### Exercise objective:
Leave out the pictures and retype all the entries below exactly.

[Excerpts from an interface dataset]
====================
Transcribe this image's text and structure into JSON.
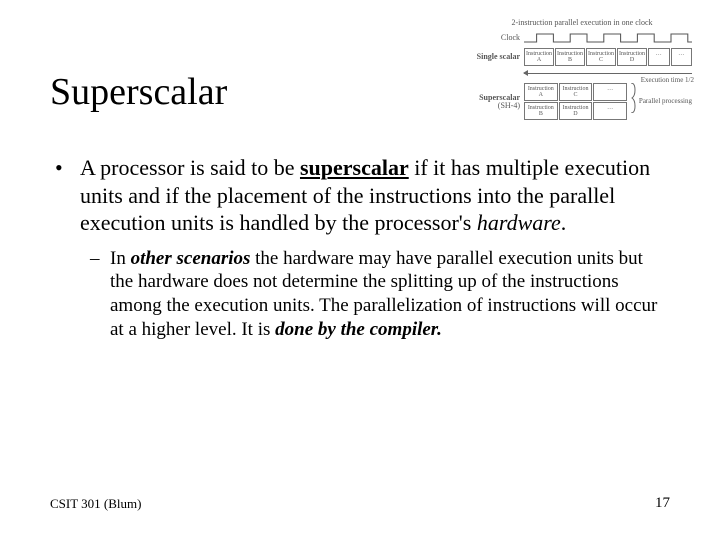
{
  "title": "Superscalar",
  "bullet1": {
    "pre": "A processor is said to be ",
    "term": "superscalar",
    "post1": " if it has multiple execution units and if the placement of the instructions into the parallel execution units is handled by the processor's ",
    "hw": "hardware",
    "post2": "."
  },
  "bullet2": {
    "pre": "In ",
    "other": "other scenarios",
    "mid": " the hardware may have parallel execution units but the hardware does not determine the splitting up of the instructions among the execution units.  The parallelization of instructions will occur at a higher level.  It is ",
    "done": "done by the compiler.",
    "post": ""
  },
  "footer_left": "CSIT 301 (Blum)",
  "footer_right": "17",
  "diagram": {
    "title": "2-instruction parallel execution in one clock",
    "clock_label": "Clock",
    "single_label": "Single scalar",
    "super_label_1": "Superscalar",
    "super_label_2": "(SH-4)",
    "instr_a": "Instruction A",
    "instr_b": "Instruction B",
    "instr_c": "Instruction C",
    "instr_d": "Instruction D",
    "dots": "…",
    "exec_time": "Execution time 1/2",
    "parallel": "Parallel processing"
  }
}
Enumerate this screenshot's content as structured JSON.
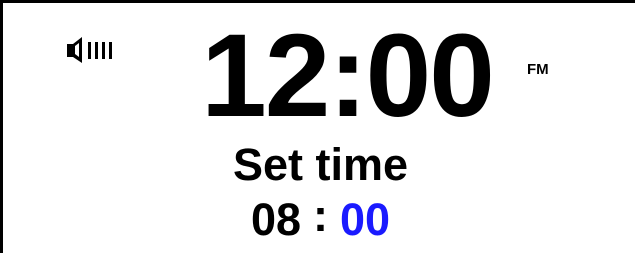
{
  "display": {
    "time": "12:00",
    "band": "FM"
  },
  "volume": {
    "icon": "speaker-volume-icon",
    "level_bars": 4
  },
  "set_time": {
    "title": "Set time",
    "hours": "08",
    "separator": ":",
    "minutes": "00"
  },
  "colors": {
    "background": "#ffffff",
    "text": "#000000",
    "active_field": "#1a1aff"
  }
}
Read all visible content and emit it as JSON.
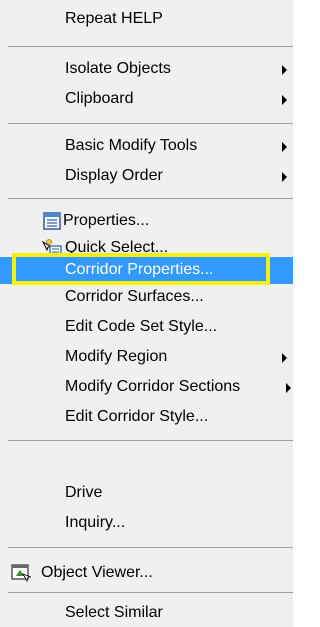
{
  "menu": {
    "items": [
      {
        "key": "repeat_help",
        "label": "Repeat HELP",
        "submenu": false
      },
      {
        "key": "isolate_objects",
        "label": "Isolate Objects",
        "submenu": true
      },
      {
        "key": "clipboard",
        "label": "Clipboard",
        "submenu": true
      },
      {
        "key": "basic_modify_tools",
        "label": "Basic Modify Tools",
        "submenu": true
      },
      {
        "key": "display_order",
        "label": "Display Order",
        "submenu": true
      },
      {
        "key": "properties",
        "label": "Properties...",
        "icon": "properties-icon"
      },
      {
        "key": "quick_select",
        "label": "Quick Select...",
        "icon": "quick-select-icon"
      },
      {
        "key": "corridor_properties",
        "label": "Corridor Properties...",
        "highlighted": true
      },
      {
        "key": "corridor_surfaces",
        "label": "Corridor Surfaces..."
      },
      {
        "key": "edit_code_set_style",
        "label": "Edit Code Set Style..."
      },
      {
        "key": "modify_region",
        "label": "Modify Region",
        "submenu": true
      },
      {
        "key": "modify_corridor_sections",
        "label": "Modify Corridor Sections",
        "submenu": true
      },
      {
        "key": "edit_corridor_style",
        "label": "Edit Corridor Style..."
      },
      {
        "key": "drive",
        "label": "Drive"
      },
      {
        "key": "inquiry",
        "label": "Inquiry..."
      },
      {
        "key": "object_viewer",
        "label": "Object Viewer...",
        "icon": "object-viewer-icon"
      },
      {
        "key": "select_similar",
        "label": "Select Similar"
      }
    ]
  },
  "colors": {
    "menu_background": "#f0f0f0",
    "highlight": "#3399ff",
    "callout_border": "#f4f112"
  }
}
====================
### Result below:
Transcribe this image's text and structure into JSON.
{
  "title": "Superscalar",
  "bullet1": {
    "pre": "A processor is said to be ",
    "term": "superscalar",
    "post1": " if it has multiple execution units and if the placement of the instructions into the parallel execution units is handled by the processor's ",
    "hw": "hardware",
    "post2": "."
  },
  "bullet2": {
    "pre": "In ",
    "other": "other scenarios",
    "mid": " the hardware may have parallel execution units but the hardware does not determine the splitting up of the instructions among the execution units.  The parallelization of instructions will occur at a higher level.  It is ",
    "done": "done by the compiler.",
    "post": ""
  },
  "footer_left": "CSIT 301 (Blum)",
  "footer_right": "17",
  "diagram": {
    "title": "2-instruction parallel execution in one clock",
    "clock_label": "Clock",
    "single_label": "Single scalar",
    "super_label_1": "Superscalar",
    "super_label_2": "(SH-4)",
    "instr_a": "Instruction A",
    "instr_b": "Instruction B",
    "instr_c": "Instruction C",
    "instr_d": "Instruction D",
    "dots": "…",
    "exec_time": "Execution time 1/2",
    "parallel": "Parallel processing"
  }
}
Enumerate this screenshot's content as structured JSON.
{
  "display": {
    "time": "12:00",
    "band": "FM"
  },
  "volume": {
    "icon": "speaker-volume-icon",
    "level_bars": 4
  },
  "set_time": {
    "title": "Set time",
    "hours": "08",
    "separator": ":",
    "minutes": "00"
  },
  "colors": {
    "background": "#ffffff",
    "text": "#000000",
    "active_field": "#1a1aff"
  }
}
Read all visible content and emit it as JSON.
{
  "menu": {
    "items": [
      {
        "key": "repeat_help",
        "label": "Repeat HELP",
        "submenu": false
      },
      {
        "key": "isolate_objects",
        "label": "Isolate Objects",
        "submenu": true
      },
      {
        "key": "clipboard",
        "label": "Clipboard",
        "submenu": true
      },
      {
        "key": "basic_modify_tools",
        "label": "Basic Modify Tools",
        "submenu": true
      },
      {
        "key": "display_order",
        "label": "Display Order",
        "submenu": true
      },
      {
        "key": "properties",
        "label": "Properties...",
        "icon": "properties-icon"
      },
      {
        "key": "quick_select",
        "label": "Quick Select...",
        "icon": "quick-select-icon"
      },
      {
        "key": "corridor_properties",
        "label": "Corridor Properties...",
        "highlighted": true
      },
      {
        "key": "corridor_surfaces",
        "label": "Corridor Surfaces..."
      },
      {
        "key": "edit_code_set_style",
        "label": "Edit Code Set Style..."
      },
      {
        "key": "modify_region",
        "label": "Modify Region",
        "submenu": true
      },
      {
        "key": "modify_corridor_sections",
        "label": "Modify Corridor Sections",
        "submenu": true
      },
      {
        "key": "edit_corridor_style",
        "label": "Edit Corridor Style..."
      },
      {
        "key": "drive",
        "label": "Drive"
      },
      {
        "key": "inquiry",
        "label": "Inquiry..."
      },
      {
        "key": "object_viewer",
        "label": "Object Viewer...",
        "icon": "object-viewer-icon"
      },
      {
        "key": "select_similar",
        "label": "Select Similar"
      }
    ]
  },
  "colors": {
    "menu_background": "#f0f0f0",
    "highlight": "#3399ff",
    "callout_border": "#f4f112"
  }
}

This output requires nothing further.